ASSIGNED TASK: In the records below, how many lines hold the string "JSON"? Give only the number.

### TASK MATERIAL

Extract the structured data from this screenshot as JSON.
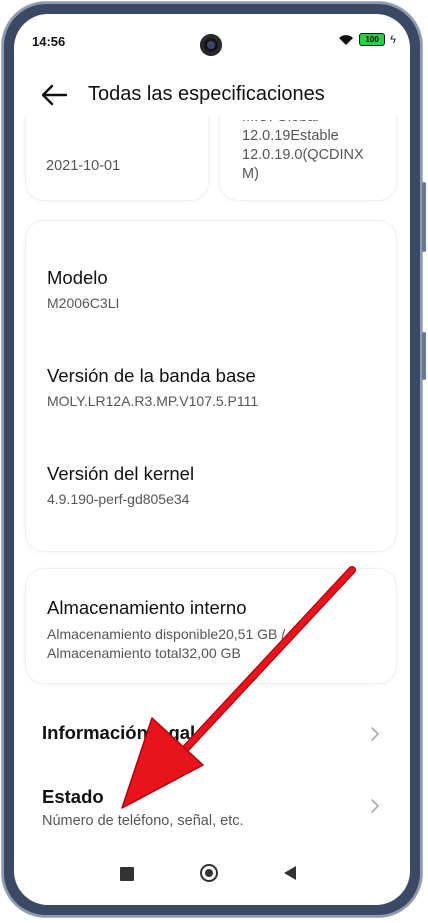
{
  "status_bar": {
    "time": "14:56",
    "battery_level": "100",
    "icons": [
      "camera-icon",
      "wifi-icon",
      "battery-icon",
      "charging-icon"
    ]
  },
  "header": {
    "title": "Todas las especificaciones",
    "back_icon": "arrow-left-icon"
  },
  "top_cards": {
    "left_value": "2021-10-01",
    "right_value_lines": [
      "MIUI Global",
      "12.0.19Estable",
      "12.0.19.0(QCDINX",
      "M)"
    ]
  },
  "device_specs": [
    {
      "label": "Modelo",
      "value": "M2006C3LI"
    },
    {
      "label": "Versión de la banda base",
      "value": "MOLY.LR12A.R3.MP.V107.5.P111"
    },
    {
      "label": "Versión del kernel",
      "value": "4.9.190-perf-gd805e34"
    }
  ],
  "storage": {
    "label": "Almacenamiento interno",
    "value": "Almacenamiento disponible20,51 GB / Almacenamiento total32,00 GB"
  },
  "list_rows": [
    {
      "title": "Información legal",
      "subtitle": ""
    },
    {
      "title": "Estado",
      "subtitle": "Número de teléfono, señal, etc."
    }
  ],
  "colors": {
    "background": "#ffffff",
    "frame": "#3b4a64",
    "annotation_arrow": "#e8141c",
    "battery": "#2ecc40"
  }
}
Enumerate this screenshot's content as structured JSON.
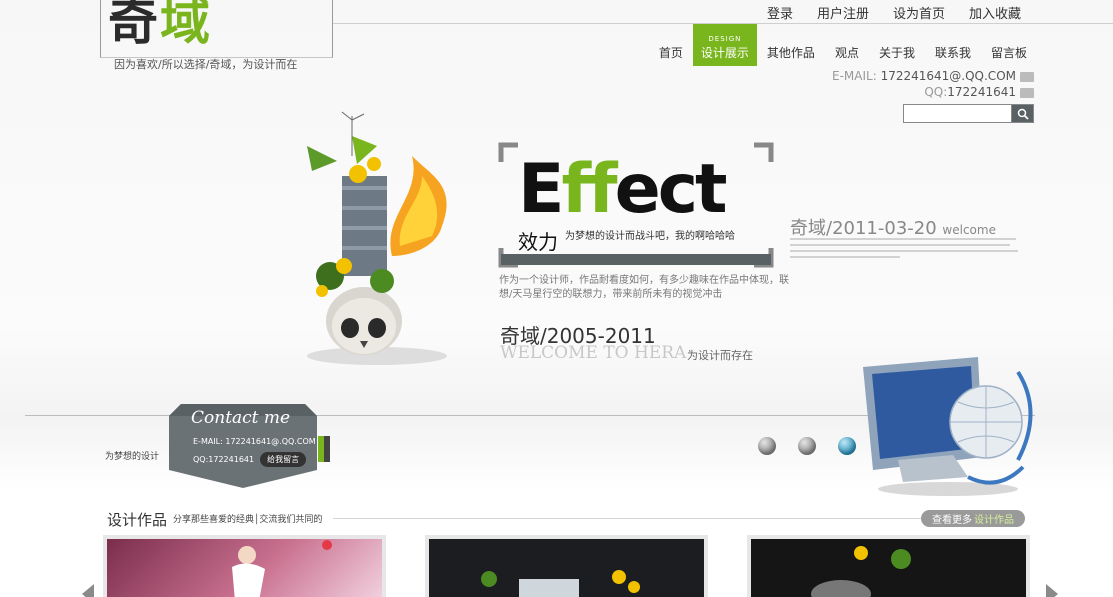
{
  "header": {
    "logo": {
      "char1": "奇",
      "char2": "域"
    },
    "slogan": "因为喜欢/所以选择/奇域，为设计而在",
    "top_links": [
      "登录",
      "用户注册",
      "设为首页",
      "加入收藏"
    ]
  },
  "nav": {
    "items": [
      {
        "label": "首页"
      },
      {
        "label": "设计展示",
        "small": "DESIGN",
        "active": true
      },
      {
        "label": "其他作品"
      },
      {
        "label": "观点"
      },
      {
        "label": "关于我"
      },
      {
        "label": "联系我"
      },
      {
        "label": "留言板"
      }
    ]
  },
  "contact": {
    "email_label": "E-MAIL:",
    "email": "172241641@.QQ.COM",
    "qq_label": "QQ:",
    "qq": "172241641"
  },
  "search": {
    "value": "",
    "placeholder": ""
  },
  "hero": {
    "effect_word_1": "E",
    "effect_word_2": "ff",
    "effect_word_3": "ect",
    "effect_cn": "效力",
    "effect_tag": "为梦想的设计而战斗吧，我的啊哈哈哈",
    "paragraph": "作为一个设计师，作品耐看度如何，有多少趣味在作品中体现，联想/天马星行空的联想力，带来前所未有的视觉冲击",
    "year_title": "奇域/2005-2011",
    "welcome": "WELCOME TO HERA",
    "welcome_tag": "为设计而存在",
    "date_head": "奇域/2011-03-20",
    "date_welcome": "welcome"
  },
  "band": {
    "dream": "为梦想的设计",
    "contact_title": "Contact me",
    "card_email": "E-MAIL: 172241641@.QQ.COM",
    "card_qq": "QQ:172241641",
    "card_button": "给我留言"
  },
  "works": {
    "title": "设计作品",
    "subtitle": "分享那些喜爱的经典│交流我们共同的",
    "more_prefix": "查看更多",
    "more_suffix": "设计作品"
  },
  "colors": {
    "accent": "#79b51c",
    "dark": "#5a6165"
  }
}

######

RESPONSE FOR THIS EXERCISE: 2